((

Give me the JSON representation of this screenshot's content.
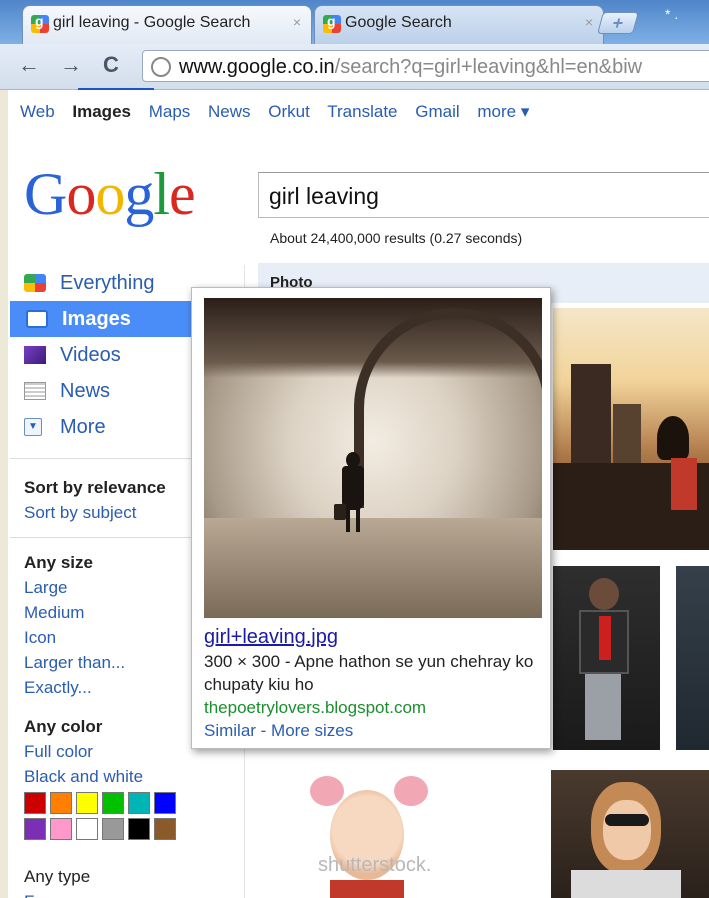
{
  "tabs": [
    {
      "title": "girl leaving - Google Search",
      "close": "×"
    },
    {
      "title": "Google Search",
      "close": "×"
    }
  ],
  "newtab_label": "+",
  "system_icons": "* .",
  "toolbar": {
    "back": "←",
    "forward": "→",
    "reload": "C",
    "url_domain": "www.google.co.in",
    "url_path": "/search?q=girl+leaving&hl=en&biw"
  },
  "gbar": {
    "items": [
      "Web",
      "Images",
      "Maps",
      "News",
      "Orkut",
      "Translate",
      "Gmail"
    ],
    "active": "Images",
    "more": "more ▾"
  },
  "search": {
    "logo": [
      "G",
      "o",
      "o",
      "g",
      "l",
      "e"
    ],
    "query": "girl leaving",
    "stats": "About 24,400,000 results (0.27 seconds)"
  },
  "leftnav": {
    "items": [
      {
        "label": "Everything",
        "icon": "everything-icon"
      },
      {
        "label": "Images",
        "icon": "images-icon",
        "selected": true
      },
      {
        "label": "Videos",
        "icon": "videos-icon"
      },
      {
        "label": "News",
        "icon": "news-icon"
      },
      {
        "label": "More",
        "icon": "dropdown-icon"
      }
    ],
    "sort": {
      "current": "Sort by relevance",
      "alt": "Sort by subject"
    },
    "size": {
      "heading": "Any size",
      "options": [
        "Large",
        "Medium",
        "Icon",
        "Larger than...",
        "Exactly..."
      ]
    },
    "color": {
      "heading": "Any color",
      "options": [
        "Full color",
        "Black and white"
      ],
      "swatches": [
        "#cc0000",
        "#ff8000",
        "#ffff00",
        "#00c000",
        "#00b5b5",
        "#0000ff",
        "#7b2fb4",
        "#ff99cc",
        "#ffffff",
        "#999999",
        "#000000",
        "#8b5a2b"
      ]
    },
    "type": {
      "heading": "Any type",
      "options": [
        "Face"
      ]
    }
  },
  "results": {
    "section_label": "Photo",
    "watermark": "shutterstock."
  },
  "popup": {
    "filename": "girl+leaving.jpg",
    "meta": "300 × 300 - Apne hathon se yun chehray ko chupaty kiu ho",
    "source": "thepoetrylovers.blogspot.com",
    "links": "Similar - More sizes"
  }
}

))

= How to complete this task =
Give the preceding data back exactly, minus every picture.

= Result =
Give me the JSON representation of this screenshot's content.
{
  "tabs": [
    {
      "title": "girl leaving - Google Search",
      "close": "×"
    },
    {
      "title": "Google Search",
      "close": "×"
    }
  ],
  "newtab_label": "+",
  "system_icons": "* .",
  "toolbar": {
    "back": "←",
    "forward": "→",
    "reload": "C",
    "url_domain": "www.google.co.in",
    "url_path": "/search?q=girl+leaving&hl=en&biw"
  },
  "gbar": {
    "items": [
      "Web",
      "Images",
      "Maps",
      "News",
      "Orkut",
      "Translate",
      "Gmail"
    ],
    "active": "Images",
    "more": "more ▾"
  },
  "search": {
    "logo": [
      "G",
      "o",
      "o",
      "g",
      "l",
      "e"
    ],
    "query": "girl leaving",
    "stats": "About 24,400,000 results (0.27 seconds)"
  },
  "leftnav": {
    "items": [
      {
        "label": "Everything",
        "icon": "everything-icon"
      },
      {
        "label": "Images",
        "icon": "images-icon",
        "selected": true
      },
      {
        "label": "Videos",
        "icon": "videos-icon"
      },
      {
        "label": "News",
        "icon": "news-icon"
      },
      {
        "label": "More",
        "icon": "dropdown-icon"
      }
    ],
    "sort": {
      "current": "Sort by relevance",
      "alt": "Sort by subject"
    },
    "size": {
      "heading": "Any size",
      "options": [
        "Large",
        "Medium",
        "Icon",
        "Larger than...",
        "Exactly..."
      ]
    },
    "color": {
      "heading": "Any color",
      "options": [
        "Full color",
        "Black and white"
      ],
      "swatches": [
        "#cc0000",
        "#ff8000",
        "#ffff00",
        "#00c000",
        "#00b5b5",
        "#0000ff",
        "#7b2fb4",
        "#ff99cc",
        "#ffffff",
        "#999999",
        "#000000",
        "#8b5a2b"
      ]
    },
    "type": {
      "heading": "Any type",
      "options": [
        "Face"
      ]
    }
  },
  "results": {
    "section_label": "Photo",
    "watermark": "shutterstock."
  },
  "popup": {
    "filename": "girl+leaving.jpg",
    "meta": "300 × 300 - Apne hathon se yun chehray ko chupaty kiu ho",
    "source": "thepoetrylovers.blogspot.com",
    "links": "Similar - More sizes"
  }
}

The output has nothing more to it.